## The task
Each line that contains the word "Compute" counts once; give the total for the records below and nothing else.

(Records drawn from a dataset)
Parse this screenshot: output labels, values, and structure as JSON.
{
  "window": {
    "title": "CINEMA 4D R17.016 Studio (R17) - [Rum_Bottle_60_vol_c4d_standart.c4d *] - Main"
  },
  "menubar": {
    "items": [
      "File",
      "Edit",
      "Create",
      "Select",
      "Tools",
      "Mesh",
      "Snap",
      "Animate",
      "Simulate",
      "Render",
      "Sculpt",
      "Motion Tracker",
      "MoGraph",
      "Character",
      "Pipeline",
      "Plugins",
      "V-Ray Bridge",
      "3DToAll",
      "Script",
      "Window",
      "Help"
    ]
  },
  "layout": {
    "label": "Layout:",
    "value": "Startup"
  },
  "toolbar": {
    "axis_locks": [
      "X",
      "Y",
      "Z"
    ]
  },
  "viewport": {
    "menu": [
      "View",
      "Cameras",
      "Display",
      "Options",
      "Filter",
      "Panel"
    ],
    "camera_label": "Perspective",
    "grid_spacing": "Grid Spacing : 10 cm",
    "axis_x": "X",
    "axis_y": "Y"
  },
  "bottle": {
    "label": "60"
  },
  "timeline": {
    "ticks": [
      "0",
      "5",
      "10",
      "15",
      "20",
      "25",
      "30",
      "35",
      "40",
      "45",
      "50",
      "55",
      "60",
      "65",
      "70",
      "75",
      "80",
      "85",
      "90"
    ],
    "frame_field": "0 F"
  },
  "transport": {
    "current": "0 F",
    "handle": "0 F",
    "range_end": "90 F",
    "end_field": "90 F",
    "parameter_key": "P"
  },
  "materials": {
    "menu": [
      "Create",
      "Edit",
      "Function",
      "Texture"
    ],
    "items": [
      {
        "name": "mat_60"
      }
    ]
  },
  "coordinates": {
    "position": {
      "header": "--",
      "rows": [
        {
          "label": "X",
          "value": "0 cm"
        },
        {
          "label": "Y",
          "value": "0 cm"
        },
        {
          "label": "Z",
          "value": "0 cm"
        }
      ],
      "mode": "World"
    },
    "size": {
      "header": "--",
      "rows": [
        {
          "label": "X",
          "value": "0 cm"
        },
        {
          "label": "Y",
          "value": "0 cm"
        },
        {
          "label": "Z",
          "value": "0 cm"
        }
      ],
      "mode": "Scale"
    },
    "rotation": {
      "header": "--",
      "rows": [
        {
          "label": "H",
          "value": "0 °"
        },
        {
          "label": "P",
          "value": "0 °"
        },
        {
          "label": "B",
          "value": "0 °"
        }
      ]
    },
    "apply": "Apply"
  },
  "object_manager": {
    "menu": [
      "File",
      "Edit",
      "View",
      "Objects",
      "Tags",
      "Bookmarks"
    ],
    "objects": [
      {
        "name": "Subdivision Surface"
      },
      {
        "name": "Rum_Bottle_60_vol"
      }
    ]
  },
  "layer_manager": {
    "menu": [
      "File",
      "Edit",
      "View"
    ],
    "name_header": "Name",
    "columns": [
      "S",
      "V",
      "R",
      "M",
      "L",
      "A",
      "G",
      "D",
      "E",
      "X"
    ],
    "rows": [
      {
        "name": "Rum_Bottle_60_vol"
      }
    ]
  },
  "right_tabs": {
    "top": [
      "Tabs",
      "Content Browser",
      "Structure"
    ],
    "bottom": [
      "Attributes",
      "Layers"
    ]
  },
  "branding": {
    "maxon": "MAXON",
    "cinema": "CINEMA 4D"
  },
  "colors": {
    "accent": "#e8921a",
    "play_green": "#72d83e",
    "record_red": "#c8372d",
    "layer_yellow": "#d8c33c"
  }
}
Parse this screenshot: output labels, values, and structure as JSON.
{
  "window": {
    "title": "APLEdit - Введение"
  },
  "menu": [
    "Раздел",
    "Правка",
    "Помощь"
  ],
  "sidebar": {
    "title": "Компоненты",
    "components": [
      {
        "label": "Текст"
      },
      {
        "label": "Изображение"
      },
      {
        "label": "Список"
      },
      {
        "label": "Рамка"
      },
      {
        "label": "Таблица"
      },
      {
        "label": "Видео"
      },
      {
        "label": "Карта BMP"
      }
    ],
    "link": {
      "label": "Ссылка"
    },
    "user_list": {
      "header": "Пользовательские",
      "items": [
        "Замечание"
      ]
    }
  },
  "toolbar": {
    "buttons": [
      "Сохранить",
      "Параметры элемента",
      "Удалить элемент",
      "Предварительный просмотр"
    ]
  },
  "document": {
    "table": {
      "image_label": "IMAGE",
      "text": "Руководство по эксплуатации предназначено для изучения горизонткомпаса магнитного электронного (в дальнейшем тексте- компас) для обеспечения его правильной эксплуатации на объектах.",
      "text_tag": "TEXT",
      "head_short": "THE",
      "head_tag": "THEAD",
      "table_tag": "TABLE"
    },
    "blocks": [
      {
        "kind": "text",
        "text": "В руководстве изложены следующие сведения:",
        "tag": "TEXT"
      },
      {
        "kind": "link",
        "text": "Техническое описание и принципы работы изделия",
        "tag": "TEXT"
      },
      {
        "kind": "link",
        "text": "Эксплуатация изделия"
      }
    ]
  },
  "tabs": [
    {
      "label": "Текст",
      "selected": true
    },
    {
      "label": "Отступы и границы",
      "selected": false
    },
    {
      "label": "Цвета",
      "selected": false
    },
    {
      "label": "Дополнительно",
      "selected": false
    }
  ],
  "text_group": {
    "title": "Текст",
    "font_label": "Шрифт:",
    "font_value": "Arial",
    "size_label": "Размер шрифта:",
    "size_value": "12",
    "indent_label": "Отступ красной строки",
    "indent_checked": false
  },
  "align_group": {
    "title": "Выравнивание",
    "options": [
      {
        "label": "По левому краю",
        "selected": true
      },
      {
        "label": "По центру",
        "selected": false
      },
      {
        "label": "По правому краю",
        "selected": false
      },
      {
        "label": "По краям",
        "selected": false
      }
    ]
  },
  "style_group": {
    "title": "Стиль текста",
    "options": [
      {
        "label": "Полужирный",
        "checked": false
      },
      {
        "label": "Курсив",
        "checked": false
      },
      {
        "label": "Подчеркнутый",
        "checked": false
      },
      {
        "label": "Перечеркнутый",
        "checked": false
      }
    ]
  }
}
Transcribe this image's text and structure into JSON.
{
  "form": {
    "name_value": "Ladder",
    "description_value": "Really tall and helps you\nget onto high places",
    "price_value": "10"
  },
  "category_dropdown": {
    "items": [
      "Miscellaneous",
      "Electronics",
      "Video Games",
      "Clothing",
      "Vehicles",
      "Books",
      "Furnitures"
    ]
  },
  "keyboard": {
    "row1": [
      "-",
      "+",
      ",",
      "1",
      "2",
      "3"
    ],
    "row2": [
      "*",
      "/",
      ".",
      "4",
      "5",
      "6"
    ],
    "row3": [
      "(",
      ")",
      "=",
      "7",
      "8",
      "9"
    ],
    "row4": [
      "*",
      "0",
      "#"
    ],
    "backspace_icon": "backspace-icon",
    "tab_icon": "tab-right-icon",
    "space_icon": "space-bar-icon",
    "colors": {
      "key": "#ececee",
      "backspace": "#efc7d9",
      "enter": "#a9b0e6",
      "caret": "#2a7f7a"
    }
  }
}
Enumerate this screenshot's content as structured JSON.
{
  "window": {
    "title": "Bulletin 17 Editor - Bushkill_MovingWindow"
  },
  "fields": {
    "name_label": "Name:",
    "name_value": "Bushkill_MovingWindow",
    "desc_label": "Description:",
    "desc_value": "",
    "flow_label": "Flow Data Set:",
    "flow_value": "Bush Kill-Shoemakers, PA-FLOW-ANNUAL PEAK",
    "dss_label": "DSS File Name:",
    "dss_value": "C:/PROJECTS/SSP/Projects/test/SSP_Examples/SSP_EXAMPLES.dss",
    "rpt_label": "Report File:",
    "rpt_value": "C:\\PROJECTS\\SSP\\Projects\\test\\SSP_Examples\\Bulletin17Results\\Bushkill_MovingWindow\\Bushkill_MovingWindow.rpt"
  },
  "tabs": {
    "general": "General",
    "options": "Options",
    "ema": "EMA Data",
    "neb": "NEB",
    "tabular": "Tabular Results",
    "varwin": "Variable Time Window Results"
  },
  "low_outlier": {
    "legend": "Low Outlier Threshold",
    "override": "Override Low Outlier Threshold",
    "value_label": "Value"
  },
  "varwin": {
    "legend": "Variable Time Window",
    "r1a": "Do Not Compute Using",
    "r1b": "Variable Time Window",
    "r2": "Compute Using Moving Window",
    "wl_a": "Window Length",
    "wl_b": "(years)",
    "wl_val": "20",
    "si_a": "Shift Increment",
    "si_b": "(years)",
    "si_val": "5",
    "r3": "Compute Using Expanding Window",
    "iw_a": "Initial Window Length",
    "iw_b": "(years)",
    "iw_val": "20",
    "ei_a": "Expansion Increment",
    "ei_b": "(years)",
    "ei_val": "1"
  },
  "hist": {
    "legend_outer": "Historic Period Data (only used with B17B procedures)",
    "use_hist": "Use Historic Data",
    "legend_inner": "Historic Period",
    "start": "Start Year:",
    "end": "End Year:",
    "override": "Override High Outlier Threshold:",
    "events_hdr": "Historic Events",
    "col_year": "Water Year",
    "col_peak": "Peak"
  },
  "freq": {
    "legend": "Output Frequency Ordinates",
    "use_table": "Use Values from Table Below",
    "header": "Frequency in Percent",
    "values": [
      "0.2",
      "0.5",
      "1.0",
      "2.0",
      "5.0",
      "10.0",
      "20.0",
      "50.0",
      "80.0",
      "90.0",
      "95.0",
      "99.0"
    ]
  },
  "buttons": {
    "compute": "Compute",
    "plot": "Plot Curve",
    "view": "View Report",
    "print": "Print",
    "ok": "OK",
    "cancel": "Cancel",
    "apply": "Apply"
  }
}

## Solved problem
4